The Financial and Familial Price of Aging

On July 28, 2013, CNN aired a thought-provoking program on the financial and emotional cost of caring for aging parents and grandparents.  The program, Inside Man, delved into the realities of retirement, health, and aging.  As many Americans live longer, many baby boomers are facing the challenge of caring for their elderly parents, while managing their own aging bodies, health concerns, financial issues and family problems.  According to the program, 70 percent of Americans will need some type of long-term care in their lifetime.  The Centers for Disease Control and Prevention (CDC) estimated that in 2030, there will be 71 million baby boomers who are at least 65 years old, and the number of people 65 years old and older will rise by 101 percent between the years 2000 and 2030.

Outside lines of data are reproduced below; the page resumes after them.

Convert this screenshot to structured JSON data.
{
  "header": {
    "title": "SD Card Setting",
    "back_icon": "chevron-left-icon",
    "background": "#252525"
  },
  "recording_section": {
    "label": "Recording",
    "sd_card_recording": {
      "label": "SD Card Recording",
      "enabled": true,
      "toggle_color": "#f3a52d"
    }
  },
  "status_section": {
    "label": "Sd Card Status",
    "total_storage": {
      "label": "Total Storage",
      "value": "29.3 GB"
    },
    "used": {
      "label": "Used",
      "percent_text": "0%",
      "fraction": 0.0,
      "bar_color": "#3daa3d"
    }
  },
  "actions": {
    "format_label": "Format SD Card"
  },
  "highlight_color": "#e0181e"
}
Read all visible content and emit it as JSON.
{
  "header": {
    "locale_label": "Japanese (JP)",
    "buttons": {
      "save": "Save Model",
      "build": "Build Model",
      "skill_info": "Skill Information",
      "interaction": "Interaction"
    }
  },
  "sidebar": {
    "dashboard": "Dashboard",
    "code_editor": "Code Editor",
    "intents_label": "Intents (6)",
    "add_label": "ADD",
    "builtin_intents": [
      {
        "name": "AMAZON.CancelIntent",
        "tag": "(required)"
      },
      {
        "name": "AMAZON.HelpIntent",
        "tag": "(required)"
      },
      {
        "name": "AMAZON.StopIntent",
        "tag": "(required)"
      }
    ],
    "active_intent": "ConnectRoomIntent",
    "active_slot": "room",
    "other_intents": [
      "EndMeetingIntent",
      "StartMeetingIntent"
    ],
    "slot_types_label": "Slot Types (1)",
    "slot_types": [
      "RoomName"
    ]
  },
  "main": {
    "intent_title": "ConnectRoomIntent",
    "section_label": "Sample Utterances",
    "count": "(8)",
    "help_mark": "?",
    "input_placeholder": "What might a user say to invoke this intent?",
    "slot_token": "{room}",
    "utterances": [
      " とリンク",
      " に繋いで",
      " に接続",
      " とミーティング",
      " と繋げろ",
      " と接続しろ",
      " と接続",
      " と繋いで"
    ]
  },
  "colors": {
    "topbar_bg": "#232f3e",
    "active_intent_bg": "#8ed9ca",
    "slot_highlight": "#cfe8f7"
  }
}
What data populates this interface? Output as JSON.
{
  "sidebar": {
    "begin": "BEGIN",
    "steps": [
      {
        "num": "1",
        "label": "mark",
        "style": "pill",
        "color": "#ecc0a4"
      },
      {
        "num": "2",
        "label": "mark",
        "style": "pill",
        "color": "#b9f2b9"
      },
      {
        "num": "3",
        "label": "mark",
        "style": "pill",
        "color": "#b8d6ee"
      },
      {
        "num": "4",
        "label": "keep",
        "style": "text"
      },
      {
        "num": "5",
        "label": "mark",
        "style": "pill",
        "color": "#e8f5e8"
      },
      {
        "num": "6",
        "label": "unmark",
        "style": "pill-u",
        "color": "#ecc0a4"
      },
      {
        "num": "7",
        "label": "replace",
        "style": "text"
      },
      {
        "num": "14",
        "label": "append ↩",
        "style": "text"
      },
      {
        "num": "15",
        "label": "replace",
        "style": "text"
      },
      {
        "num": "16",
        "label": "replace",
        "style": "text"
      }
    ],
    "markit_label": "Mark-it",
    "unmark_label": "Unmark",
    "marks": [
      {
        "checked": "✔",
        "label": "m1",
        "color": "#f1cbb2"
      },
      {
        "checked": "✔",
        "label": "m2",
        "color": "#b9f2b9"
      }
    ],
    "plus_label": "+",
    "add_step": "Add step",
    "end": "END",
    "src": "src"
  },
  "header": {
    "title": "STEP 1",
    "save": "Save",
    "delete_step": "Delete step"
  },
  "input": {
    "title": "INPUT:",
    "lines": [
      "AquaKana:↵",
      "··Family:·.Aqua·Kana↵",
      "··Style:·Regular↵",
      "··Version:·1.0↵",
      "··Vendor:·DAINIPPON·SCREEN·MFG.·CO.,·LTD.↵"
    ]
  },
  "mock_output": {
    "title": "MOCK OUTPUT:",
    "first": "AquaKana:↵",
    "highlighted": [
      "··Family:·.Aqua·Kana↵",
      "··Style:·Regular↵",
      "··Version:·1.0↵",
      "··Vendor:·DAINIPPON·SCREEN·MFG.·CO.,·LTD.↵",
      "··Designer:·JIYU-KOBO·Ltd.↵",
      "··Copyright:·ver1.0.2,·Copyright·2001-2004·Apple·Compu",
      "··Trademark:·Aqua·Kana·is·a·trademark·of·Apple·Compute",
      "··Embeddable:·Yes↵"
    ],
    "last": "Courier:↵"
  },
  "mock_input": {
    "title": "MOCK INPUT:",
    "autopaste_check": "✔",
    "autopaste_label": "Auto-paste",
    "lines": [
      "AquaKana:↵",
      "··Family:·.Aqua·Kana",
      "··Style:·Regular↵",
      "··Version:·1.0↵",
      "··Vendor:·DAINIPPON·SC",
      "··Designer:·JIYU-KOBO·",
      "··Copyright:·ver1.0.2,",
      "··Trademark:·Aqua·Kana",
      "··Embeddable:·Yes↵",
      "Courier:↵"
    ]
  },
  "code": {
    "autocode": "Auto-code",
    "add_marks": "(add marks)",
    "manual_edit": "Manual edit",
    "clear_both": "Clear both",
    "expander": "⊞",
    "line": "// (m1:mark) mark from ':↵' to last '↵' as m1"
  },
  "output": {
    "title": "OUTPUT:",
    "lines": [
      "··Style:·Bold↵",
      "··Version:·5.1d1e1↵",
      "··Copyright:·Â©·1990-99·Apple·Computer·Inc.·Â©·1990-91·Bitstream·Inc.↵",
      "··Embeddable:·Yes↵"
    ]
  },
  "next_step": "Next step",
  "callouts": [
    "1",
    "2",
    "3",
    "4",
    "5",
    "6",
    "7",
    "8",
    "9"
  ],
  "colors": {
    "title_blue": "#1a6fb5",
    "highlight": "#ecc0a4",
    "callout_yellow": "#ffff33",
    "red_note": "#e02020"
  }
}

The Kaiser Family Foundation reported that many adult children who care for their elderly parents find the task emotionally, physically and financially draining. Many of these adult children will neglect their own needs in order to take care of their elderly parents, but often they will suffer depression because of self-neglect. The Kaiser report stated that in 2010, half of those 65 and older had incomes of less than $22,000 a year, and half had less than $53,000 in savings.  A Cost of Care Study published by the John Hancock Company estimated what it would cost to care for an elderly person in different geographic parts of the country.  The report revealed that annual costs varied widely depending on where a person lived and what type of health care he or she required, as shown by the following three major metropolitan areas:  Chicago – private room in a nursing home $70,445, assisted living $48,888, and home health care services $31,200 a year; San Francisco – private room in a nursing home $137,970, assisted living, $45,516, and home health care services $40,560 a year; and New York City – private room in a nursing home $160,600, assisted living, $71,016, and home health care services $29,640 a year.  Given these high costs, it is not surprising that many of the elderly are dependent on Medicaid.

The high cost of caring for the elderly is not just limited to the United States. It is surprising to learn that in a country like China, which has a strong tradition of caring for its elderly, there is a growing problem of children neglecting or abandoning their elderly parents.  News agencies  have reported that China recently enacted a law that would allow the elderly to seek legal recourse and prohibits “discrimination, insult, ill-treatment and abandonment” of the aged. China’s rapidly changing socio-economic demographics have transformed the traditional large extended families that once cared for their own elderly and replaced them with modern retirement and care homes. The China National Committee on Aging reported that by 2053 the Chinese population of those aged 60+ will increase from 185 million to 487 million people, or 34 percent of the population.  It attributed this extraordinary growth on the rise in people’s life expectancy from 41 years to 73 years over five decades, and China’s policy to force urban families to have only one child. Because China’s government provides little social assistance to care for its elderly and depends mainly on families to care for their own, under the One Child Policy, the lack of siblings puts the burden on that one child to care for his or her parents and grandparents.